New Zealand as a brand was not significant, and with Australia also working in that space of branding their country of origin as a safe, clean, environmentally sustainable product, my fears increased for the positioning of NZ Inc in the global market.
Eastern Europe gave me an insight to regionalism – and how this is going to be an incredibly serious mega-trend that has vast implications to our food sectors. Even in developing countries like the Ukraine we witnessed the consumers desire to shop locally. We learnt not to assume in an under developed country that the consumer isn’t educated on sustainability. In Kenya, even the poorest villagers had a phone. Those devices give every consumer a ticket to the world of food production. And we can never take that for-granted.
So what then is our plan B with 95 per cent of our produce exported? What happens if tomorrow’s consumer outright rejects New Zealand products based on sustainability? How then do we fight that? And are we prepared for it?
And during our Czech Republic visit we were told that German supermarket giant, Lidyl, intends to implement regional policies by buying within a local radius only.
In Kenya, I was to understand subsistence farming and how those farmers far surpass in terms of numbers the large corporate farms we were to see in the likes of Eastern Europe. This really put the constant message we are hearing globally about the need to feed the world in context.
Simple technical farming advice could significantly increase production and quality of lives for subsistence farmers worldwide. Take that increase in production and the disappointing amount of food wastage in the world and you have an answer to those that cry wolf on needing to increase food production.

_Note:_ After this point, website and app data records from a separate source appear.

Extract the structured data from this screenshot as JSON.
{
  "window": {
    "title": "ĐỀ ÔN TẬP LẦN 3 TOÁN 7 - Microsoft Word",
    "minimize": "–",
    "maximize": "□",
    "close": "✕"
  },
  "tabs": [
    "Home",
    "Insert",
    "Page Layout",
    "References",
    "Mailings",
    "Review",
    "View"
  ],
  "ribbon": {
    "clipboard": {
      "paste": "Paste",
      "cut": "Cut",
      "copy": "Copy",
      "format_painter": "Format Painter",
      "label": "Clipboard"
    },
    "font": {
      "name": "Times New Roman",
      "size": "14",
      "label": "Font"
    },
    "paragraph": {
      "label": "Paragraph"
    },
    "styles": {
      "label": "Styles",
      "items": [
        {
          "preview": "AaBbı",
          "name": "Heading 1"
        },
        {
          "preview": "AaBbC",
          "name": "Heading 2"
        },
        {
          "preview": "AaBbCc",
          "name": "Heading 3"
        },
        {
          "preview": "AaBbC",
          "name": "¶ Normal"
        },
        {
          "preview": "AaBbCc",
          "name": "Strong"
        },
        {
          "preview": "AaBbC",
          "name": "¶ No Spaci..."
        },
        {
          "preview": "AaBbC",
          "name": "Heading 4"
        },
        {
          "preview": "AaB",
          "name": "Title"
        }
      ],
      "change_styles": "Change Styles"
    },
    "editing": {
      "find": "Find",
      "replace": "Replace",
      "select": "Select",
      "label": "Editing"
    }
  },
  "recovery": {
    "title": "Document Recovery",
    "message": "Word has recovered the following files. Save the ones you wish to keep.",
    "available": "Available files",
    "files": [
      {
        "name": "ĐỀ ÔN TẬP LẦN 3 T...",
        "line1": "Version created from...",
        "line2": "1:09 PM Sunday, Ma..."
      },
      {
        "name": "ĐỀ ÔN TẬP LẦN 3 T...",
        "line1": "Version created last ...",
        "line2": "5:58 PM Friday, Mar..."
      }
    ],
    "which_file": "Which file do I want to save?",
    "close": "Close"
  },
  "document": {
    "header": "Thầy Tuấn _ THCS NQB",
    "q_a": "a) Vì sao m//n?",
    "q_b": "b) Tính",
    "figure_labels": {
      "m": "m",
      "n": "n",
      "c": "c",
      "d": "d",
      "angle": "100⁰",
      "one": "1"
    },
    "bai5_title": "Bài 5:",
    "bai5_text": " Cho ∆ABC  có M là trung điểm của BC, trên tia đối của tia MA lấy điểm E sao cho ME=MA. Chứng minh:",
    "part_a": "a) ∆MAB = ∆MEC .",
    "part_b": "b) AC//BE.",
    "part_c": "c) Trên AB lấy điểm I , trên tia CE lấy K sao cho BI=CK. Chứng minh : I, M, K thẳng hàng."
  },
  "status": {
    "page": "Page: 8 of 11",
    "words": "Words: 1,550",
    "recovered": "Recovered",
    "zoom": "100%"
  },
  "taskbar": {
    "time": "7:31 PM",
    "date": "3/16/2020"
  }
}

I struggled to be comfortable in Kenya with businesses, such as a large Dutch flower operation we visited, that were overseas owned, and making money because they had the advantage of cheap labour and less Government regulation.
Yes, these businesses were clever, but I struggled because the feeling that was imparted to me, particularly after talking to a supermarket buyer in South Africa, was that ethics in business will increasingly be looked at and scrutinized by the new generation of consumers.
South Africa gives me great hope for the future of Africa. At present it is corrupt, and difficult to do business in. But the new generation coming through are entrepreneurial, educated and determined to oust their parents’ regimes. It is an innovative disrupters dream and will be a powerhouse in the future.
So, I’ve come back experiencing conflicting emotions about New Zealand’s place in agri-business globally. Our domestic issues seem less relevant than they did to me and I often see them now as being somewhat of a sideshow that distracts us from what must always be our number one focus – our overseas consumer.
As you read this I will be travelling in the United Kingdom, Ireland, Holland and Belgium on the first leg of my personal studies where I’m investigating consumer mega trends, the science of perception and learning about successful long-term messaging.
Before the end of the year I will be heading back to the United States and travelling a little in Canada as well as Mexico before touching base in Asia early next year.
I cannot thank Nuffield International and our wonderful team in Nuffield New Zealand enough for this incredible opportunity. That hunger to learn is a powerful driver and I look forward to meeting up with you in November.
In the meantime, if you are interested in further expanding upon some of the issues I’ve written about please see my blog at farmjourno.wordpress.com.